The full data must be written out exactly, with every line included.

[Dataset rows for apps and sites]
────

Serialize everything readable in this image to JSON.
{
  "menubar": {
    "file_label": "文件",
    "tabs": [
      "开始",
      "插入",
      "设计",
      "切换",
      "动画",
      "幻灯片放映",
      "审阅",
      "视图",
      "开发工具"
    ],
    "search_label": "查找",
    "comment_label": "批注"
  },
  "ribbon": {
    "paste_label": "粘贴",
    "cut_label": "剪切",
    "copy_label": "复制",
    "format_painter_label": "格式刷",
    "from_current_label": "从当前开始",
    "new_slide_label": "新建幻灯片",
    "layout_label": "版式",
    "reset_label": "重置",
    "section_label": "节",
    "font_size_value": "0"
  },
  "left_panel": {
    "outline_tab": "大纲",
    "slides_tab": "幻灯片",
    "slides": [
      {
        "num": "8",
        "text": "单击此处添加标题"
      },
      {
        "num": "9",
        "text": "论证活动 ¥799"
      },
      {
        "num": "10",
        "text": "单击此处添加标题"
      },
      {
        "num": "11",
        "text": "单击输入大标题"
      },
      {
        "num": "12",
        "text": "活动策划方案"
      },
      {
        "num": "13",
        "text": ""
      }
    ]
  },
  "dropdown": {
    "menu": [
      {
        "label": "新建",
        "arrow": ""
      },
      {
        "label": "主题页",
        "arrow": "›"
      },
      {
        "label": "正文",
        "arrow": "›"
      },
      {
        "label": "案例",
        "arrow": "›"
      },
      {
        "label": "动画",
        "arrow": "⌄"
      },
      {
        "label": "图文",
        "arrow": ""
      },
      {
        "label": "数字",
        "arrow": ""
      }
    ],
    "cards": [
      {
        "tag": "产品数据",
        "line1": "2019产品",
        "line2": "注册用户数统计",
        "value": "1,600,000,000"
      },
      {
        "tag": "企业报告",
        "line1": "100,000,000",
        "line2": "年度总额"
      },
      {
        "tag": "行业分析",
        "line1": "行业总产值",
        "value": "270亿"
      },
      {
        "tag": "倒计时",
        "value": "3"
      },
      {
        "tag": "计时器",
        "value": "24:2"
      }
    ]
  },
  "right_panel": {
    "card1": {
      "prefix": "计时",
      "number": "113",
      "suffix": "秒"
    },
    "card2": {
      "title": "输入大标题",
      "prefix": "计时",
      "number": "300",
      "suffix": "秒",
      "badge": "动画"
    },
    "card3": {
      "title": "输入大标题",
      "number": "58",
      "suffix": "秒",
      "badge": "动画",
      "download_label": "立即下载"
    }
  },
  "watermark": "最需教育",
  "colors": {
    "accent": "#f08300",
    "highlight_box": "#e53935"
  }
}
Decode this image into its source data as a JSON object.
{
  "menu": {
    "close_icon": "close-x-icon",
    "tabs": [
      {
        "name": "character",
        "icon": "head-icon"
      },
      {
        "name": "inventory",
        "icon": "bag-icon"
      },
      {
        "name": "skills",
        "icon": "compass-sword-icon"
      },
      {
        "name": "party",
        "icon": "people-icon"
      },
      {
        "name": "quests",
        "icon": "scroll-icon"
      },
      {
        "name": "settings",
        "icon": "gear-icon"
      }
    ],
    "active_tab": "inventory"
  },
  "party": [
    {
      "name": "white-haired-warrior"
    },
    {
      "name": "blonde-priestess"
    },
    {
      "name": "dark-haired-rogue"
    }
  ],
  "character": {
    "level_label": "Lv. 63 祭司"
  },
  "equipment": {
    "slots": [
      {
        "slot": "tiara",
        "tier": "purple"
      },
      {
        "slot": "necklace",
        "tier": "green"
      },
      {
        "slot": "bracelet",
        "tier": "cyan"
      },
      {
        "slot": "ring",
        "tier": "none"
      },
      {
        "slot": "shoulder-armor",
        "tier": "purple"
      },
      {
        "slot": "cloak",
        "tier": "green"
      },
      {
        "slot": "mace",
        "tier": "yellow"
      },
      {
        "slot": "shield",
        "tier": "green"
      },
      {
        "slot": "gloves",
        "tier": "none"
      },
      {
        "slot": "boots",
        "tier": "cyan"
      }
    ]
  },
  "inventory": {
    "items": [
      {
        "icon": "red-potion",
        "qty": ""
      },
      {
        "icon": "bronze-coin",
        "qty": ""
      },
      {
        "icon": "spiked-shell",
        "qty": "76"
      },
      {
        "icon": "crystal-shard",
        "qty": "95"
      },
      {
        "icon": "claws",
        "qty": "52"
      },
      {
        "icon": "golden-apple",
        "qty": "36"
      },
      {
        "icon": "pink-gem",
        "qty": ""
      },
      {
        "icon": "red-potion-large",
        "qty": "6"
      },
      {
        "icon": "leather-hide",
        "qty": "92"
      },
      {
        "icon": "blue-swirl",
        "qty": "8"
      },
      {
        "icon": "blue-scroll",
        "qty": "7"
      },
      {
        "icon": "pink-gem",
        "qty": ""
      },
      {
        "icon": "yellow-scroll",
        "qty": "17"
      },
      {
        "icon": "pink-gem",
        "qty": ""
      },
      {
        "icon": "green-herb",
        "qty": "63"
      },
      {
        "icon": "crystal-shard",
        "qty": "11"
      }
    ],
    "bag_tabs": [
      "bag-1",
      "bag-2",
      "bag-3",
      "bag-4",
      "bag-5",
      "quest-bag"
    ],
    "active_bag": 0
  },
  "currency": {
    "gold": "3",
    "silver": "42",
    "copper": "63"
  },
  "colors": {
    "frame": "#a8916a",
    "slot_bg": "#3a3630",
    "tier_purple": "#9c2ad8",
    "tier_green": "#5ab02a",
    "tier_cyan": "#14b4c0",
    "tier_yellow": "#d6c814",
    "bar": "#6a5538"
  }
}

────

TASK SOLUTION:
Serialize everything readable in this image to JSON.
{
  "menubar": {
    "file_label": "文件",
    "tabs": [
      "开始",
      "插入",
      "设计",
      "切换",
      "动画",
      "幻灯片放映",
      "审阅",
      "视图",
      "开发工具"
    ],
    "search_label": "查找",
    "comment_label": "批注"
  },
  "ribbon": {
    "paste_label": "粘贴",
    "cut_label": "剪切",
    "copy_label": "复制",
    "format_painter_label": "格式刷",
    "from_current_label": "从当前开始",
    "new_slide_label": "新建幻灯片",
    "layout_label": "版式",
    "reset_label": "重置",
    "section_label": "节",
    "font_size_value": "0"
  },
  "left_panel": {
    "outline_tab": "大纲",
    "slides_tab": "幻灯片",
    "slides": [
      {
        "num": "8",
        "text": "单击此处添加标题"
      },
      {
        "num": "9",
        "text": "论证活动 ¥799"
      },
      {
        "num": "10",
        "text": "单击此处添加标题"
      },
      {
        "num": "11",
        "text": "单击输入大标题"
      },
      {
        "num": "12",
        "text": "活动策划方案"
      },
      {
        "num": "13",
        "text": ""
      }
    ]
  },
  "dropdown": {
    "menu": [
      {
        "label": "新建",
        "arrow": ""
      },
      {
        "label": "主题页",
        "arrow": "›"
      },
      {
        "label": "正文",
        "arrow": "›"
      },
      {
        "label": "案例",
        "arrow": "›"
      },
      {
        "label": "动画",
        "arrow": "⌄"
      },
      {
        "label": "图文",
        "arrow": ""
      },
      {
        "label": "数字",
        "arrow": ""
      }
    ],
    "cards": [
      {
        "tag": "产品数据",
        "line1": "2019产品",
        "line2": "注册用户数统计",
        "value": "1,600,000,000"
      },
      {
        "tag": "企业报告",
        "line1": "100,000,000",
        "line2": "年度总额"
      },
      {
        "tag": "行业分析",
        "line1": "行业总产值",
        "value": "270亿"
      },
      {
        "tag": "倒计时",
        "value": "3"
      },
      {
        "tag": "计时器",
        "value": "24:2"
      }
    ]
  },
  "right_panel": {
    "card1": {
      "prefix": "计时",
      "number": "113",
      "suffix": "秒"
    },
    "card2": {
      "title": "输入大标题",
      "prefix": "计时",
      "number": "300",
      "suffix": "秒",
      "badge": "动画"
    },
    "card3": {
      "title": "输入大标题",
      "number": "58",
      "suffix": "秒",
      "badge": "动画",
      "download_label": "立即下载"
    }
  },
  "watermark": "最需教育",
  "colors": {
    "accent": "#f08300",
    "highlight_box": "#e53935"
  }
}
Decode this image into its source data as a JSON object.
{
  "menu": {
    "close_icon": "close-x-icon",
    "tabs": [
      {
        "name": "character",
        "icon": "head-icon"
      },
      {
        "name": "inventory",
        "icon": "bag-icon"
      },
      {
        "name": "skills",
        "icon": "compass-sword-icon"
      },
      {
        "name": "party",
        "icon": "people-icon"
      },
      {
        "name": "quests",
        "icon": "scroll-icon"
      },
      {
        "name": "settings",
        "icon": "gear-icon"
      }
    ],
    "active_tab": "inventory"
  },
  "party": [
    {
      "name": "white-haired-warrior"
    },
    {
      "name": "blonde-priestess"
    },
    {
      "name": "dark-haired-rogue"
    }
  ],
  "character": {
    "level_label": "Lv. 63 祭司"
  },
  "equipment": {
    "slots": [
      {
        "slot": "tiara",
        "tier": "purple"
      },
      {
        "slot": "necklace",
        "tier": "green"
      },
      {
        "slot": "bracelet",
        "tier": "cyan"
      },
      {
        "slot": "ring",
        "tier": "none"
      },
      {
        "slot": "shoulder-armor",
        "tier": "purple"
      },
      {
        "slot": "cloak",
        "tier": "green"
      },
      {
        "slot": "mace",
        "tier": "yellow"
      },
      {
        "slot": "shield",
        "tier": "green"
      },
      {
        "slot": "gloves",
        "tier": "none"
      },
      {
        "slot": "boots",
        "tier": "cyan"
      }
    ]
  },
  "inventory": {
    "items": [
      {
        "icon": "red-potion",
        "qty": ""
      },
      {
        "icon": "bronze-coin",
        "qty": ""
      },
      {
        "icon": "spiked-shell",
        "qty": "76"
      },
      {
        "icon": "crystal-shard",
        "qty": "95"
      },
      {
        "icon": "claws",
        "qty": "52"
      },
      {
        "icon": "golden-apple",
        "qty": "36"
      },
      {
        "icon": "pink-gem",
        "qty": ""
      },
      {
        "icon": "red-potion-large",
        "qty": "6"
      },
      {
        "icon": "leather-hide",
        "qty": "92"
      },
      {
        "icon": "blue-swirl",
        "qty": "8"
      },
      {
        "icon": "blue-scroll",
        "qty": "7"
      },
      {
        "icon": "pink-gem",
        "qty": ""
      },
      {
        "icon": "yellow-scroll",
        "qty": "17"
      },
      {
        "icon": "pink-gem",
        "qty": ""
      },
      {
        "icon": "green-herb",
        "qty": "63"
      },
      {
        "icon": "crystal-shard",
        "qty": "11"
      }
    ],
    "bag_tabs": [
      "bag-1",
      "bag-2",
      "bag-3",
      "bag-4",
      "bag-5",
      "quest-bag"
    ],
    "active_bag": 0
  },
  "currency": {
    "gold": "3",
    "silver": "42",
    "copper": "63"
  },
  "colors": {
    "frame": "#a8916a",
    "slot_bg": "#3a3630",
    "tier_purple": "#9c2ad8",
    "tier_green": "#5ab02a",
    "tier_cyan": "#14b4c0",
    "tier_yellow": "#d6c814",
    "bar": "#6a5538"
  }
}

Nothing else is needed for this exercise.